Recent advances in AI promise to improve access to diabetic retinopathy screening and improve its accuracy. But it’s less clear how AI will work in the physician’s office or other clinical settings. Previous attempts to use computer-assisted diagnosis shows that some screeners rely on the machine too much, which leads to repeating the machine’s errors or under-rely on it and ignore accurate predictions. Researchers at Google AI believe some of these pitfalls may be avoided if the computer can “explain” its predictions.

To test this theory, the researchers developed two types of assistance to help physicians read the algorithm’s predictions.

  • Grades: A set of five scores that represent the strength of evidence for the algorithm’s prediction.
  • Grades + heatmap: Enhance the grading system with a heatmap that measures the contribution of each pixel in the image to the algorithm’s prediction.

Ten ophthalmologists (four general ophthalmologists, one trained outside the US, four retina specialists, and one retina specialist in training) were asked to read each image once under one of three conditions: unassisted, grades only, and grades + heatmap.

Both types of assistance improved physicians’ diagnostic accuracy. It also improved their confidence in the diagnosis. But the degree of improvement depended on the physician’s level of expertise.

“With assistance, general ophthalmologists match but do not exceed the model’s accuracy, while retina specialists start to exceed the model’s performance.”

Without assistance, general ophthalmologists are significantly less accurate than the algorithm, while retina specialists are not significantly more accurate than the algorithm. With assistance, general ophthalmologists match but do not exceed the model’s accuracy, while retina specialists start to exceed the model’s performance.

“There’s an analogy in driving,” says lead researcher, Rory Sayres, Ph.D. “There are self-driving vehicles, and there are tools to help drivers, like Android Auto.
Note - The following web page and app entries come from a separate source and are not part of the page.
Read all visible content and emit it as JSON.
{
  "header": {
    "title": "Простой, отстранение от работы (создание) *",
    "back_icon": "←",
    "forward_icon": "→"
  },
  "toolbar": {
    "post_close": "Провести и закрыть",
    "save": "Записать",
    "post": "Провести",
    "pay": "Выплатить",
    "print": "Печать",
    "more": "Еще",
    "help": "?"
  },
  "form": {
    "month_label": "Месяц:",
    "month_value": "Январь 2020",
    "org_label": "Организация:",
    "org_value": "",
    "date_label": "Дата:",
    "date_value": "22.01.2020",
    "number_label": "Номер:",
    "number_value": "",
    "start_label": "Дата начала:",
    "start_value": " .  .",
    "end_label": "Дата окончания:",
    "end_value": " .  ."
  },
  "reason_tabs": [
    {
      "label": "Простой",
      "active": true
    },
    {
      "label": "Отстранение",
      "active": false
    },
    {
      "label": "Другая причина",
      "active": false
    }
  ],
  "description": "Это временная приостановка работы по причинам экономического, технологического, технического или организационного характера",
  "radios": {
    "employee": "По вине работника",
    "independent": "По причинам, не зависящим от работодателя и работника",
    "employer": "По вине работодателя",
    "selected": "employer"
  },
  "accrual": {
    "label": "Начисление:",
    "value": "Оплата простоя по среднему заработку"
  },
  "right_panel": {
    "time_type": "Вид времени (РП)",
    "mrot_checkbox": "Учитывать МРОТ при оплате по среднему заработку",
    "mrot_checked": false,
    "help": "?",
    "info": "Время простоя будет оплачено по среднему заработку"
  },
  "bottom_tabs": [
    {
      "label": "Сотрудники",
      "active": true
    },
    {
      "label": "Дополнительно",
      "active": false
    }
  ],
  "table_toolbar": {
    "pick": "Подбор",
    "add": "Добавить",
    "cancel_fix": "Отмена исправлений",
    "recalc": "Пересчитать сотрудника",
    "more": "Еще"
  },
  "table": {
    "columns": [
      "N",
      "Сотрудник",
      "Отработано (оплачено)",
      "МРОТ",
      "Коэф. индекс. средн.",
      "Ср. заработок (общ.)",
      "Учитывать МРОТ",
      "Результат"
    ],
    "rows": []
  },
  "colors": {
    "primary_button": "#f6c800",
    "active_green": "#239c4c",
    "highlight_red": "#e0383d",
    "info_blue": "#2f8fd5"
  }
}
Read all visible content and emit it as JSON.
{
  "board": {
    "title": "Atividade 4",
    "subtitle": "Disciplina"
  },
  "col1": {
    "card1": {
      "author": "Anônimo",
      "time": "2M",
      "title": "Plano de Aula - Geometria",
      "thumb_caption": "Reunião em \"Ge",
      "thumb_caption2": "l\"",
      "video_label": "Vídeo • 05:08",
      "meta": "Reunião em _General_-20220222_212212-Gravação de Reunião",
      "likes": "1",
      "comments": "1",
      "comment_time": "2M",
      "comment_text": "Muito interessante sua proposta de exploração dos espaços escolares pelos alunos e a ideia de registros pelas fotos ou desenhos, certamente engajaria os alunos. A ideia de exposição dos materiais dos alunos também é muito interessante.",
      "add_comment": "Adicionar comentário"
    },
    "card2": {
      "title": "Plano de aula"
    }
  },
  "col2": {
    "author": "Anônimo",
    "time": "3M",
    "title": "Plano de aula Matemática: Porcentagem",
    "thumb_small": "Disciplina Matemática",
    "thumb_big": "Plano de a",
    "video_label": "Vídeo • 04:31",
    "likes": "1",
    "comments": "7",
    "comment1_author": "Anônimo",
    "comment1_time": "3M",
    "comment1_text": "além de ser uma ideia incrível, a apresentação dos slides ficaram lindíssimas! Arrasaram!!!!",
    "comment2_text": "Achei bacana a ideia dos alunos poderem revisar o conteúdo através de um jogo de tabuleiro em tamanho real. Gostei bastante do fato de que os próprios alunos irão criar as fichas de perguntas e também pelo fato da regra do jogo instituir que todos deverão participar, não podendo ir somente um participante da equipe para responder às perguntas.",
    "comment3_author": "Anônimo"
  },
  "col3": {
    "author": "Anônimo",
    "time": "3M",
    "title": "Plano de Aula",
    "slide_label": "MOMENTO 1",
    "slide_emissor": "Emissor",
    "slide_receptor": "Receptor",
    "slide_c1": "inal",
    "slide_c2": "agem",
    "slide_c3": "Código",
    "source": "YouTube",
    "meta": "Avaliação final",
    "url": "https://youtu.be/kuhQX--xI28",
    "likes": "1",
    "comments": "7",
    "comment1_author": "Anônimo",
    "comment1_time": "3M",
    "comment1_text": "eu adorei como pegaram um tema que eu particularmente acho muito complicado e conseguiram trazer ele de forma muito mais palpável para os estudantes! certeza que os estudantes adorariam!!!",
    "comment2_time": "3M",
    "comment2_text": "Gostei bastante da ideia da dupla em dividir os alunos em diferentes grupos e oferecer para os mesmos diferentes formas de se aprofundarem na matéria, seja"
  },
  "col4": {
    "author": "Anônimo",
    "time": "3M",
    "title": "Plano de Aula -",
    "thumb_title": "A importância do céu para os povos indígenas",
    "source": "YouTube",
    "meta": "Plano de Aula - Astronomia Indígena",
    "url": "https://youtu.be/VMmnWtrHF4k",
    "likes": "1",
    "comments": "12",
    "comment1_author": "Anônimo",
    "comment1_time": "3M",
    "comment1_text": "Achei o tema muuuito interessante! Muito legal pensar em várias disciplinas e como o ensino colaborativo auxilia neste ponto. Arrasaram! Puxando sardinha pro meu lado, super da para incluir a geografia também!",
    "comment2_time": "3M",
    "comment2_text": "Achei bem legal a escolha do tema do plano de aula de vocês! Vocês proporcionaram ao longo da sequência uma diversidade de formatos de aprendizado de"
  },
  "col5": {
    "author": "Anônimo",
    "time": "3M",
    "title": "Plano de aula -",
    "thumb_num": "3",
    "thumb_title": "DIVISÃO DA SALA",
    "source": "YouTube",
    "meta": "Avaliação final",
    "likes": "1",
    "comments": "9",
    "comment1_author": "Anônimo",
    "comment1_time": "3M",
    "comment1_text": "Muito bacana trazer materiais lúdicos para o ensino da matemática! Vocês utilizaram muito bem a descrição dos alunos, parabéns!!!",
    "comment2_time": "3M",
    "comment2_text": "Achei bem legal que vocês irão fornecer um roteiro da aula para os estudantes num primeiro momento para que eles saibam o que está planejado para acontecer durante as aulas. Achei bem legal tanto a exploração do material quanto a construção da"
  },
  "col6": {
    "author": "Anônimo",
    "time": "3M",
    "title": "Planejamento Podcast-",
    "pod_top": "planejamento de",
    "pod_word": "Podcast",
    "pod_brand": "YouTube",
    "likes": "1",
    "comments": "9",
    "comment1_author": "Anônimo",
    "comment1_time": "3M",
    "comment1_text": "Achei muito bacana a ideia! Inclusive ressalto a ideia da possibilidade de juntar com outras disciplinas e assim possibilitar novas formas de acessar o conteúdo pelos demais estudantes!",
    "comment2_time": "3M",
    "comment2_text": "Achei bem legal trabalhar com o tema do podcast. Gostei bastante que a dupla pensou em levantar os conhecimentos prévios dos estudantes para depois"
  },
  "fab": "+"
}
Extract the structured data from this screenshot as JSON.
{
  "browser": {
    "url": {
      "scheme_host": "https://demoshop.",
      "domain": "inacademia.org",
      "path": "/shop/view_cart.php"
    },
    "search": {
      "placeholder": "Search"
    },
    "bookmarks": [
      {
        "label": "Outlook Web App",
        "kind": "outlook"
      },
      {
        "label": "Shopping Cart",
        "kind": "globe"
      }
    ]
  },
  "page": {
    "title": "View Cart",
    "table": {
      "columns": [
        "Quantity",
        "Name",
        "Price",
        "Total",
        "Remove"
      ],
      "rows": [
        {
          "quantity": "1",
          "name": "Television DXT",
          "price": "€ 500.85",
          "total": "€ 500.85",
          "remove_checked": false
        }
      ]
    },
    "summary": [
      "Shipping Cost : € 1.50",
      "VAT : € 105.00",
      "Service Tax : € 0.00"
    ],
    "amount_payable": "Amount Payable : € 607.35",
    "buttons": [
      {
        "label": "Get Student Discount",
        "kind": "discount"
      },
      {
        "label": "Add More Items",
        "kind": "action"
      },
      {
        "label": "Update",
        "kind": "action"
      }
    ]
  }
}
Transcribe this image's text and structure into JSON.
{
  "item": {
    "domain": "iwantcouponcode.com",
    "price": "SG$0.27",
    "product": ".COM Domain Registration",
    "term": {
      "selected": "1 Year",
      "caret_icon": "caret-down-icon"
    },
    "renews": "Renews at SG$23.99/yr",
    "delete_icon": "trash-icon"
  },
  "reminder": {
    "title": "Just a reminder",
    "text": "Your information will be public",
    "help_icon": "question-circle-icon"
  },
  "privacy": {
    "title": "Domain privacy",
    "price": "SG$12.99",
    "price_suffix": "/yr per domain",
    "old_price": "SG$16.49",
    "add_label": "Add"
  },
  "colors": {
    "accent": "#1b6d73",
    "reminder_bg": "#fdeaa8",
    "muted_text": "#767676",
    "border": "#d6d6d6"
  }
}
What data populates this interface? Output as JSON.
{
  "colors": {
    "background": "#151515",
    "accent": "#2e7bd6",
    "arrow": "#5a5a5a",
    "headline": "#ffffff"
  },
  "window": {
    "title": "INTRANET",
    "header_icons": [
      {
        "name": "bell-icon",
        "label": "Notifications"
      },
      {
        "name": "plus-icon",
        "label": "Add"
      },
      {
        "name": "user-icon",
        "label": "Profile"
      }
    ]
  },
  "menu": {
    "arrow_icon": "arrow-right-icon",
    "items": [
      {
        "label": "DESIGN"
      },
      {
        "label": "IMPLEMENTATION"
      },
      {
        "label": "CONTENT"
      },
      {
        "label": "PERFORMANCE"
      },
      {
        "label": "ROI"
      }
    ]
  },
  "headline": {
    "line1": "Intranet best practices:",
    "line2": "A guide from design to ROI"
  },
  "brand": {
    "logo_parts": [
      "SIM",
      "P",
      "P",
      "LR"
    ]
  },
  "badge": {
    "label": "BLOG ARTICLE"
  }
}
The first is automation, the second is augmentation. The findings of our study indicate that there may be space for augmentation in classifying medical images like retinal fundus images. When the combination of clinician and assistant outperforms either alone, this provides an argument for up-leveling clinicians with intelligent tools.”